Sunday Read: Load shedding through the years and how Eskom has struggled to keep the lights on
It's been 12 years since South Africans first experienced load shedding. And since then, a lot has happened.
Eskom, established in 1922 undertook a massive electrification programme after 1994.
According to Africa Check, 50.9% of households had access to electricity at the dawn of democracy. The Community Survey in 2016, conducted by Statistics South Africa revealed that 92.7% of the population was able to connect to electricity.
But the lack of crucial maintenance, the failed construction of new power stations and allegations of state capture have all caught up with the power utility.
Here is South Africa's history of load shedding and the multiple promises throughout the years that it would finally be resolved.
November 2007 - January 2008
Load shedding hit the country for the first time, disrupting business, closing mining operations and affecting households.
In an inquiry, the National Energy Regulator of South Africa (Nersa) found that measures to provide for the increased electrification programme and growth in the economy were inadequate and slow.
In December 2007, former president Thabo Mbeki made his first formal apology saying, "We were wrong. Eskom was right", about the increased demand for electricity and government's failure to heed the call for a bigger investment into the power utility’s generation capacity.
The power grid came under severe constraints during the 2013/2014 summer maintenance programme and Eskom implemented load shedding in March 2014, for the first time since 2008.
Then Public Enterprises Minister Malusi Gigaba said the rotational power cuts were caused by the depletion of dry coal stockpiles at some plants and the tripping of three generating units at the Kendal power station in Mpumalanga.
Ex-Eskom CEO Brian Dames apologised for the load shedding saying it was a painful decision and was done as a last resort to preserve the integrity of the grid.
January 2015- September 2015
Eskom implemented 99 days of load shedding in 2015, causing a decrease in manufacturing and mining output, dragging down economic growth.
Former Eskom CEO Brian Molefe promised an end to regular blackouts due to an improved planning system and an improved scheduled maintenance system.
Eskom patted itself on the back for reducing unplanned outages saying there had been improvements of plant availability and a reduction in the usage of open cycle gas turbines which are powered by costly diesel supplies.
In May 2016, former President Jacob Zuma promised Eskom staff at the power utility’s headquarters in Sunninghill that load shedding was a thing of the past following a presentation he said had been given to him by management.
Eskom implemented Stage 1 load shedding amid an unlawful strike over wages. There were claims that members of the National Union of Mineworkers (NUM) and National Union of Metalworkers (Numsa) sabotaged power stations and coal supplies. The unions denied this.
November and December 2018
Eskom implemented Stage 2 load shedding citing an unexpectedly high number of plant outages.

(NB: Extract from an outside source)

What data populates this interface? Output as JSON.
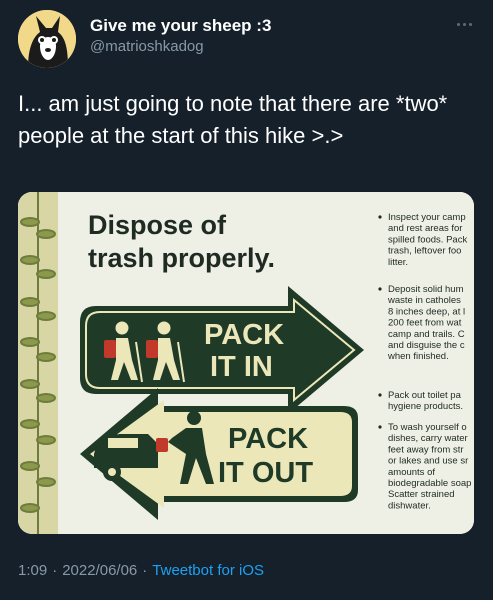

Minister of Public Enterprises Pravin Gordhan cancelled senior Eskom manager’s leave in a bid to keep the lights on over the festive season. He admitted major design flaws in the massive build programmes for Medupi and Kusile had hampered their ability to provide electricity. He warned of further power constraints once the holiday season was over in January.
Eskom again implemented Stage 2 load shedding and suddenly went to Stage 4 citing a high number of plant breakdowns. The rotational blackouts coincided around a week before Finance Minister Tito Mboweni’s budget speech.
He announced plans to give the debt-laden power utility a R69bn lifeline over the next three years and split the entity into three separate units, distribution, generation and transmission.
- READ: Find everything you need to know about Gordhan's Eskom briefing - and what happens next - here
After days of warning of a high risk of planned outages, Eskom implemented seven consecutive days of between Stage 2 and Stage 4 load shedding, going so far as to load shed during the night as well.
Minister of Public Enterprises Pravin Gordhan apologised to the public and appealed for patience while a technical review team undertook an audit of affected power stations. He promised to have further information about the high number of plant failures within 10-14 days and report back.
The Zondo Commission of Inquiry has recently heard allegations of how Eskom was affected by state capture. Gordhan has previously said on the matter, "When you capture an entity like this [Eskom], you don't do it for fun. You capture it because you can extract resources from it."
The inquiry is ongoing.
On Saturday, Eskom announced that it would stop load shedding - for now. The power utility said that it would not implement rotational power cuts on Sunday - the first time in more than a week.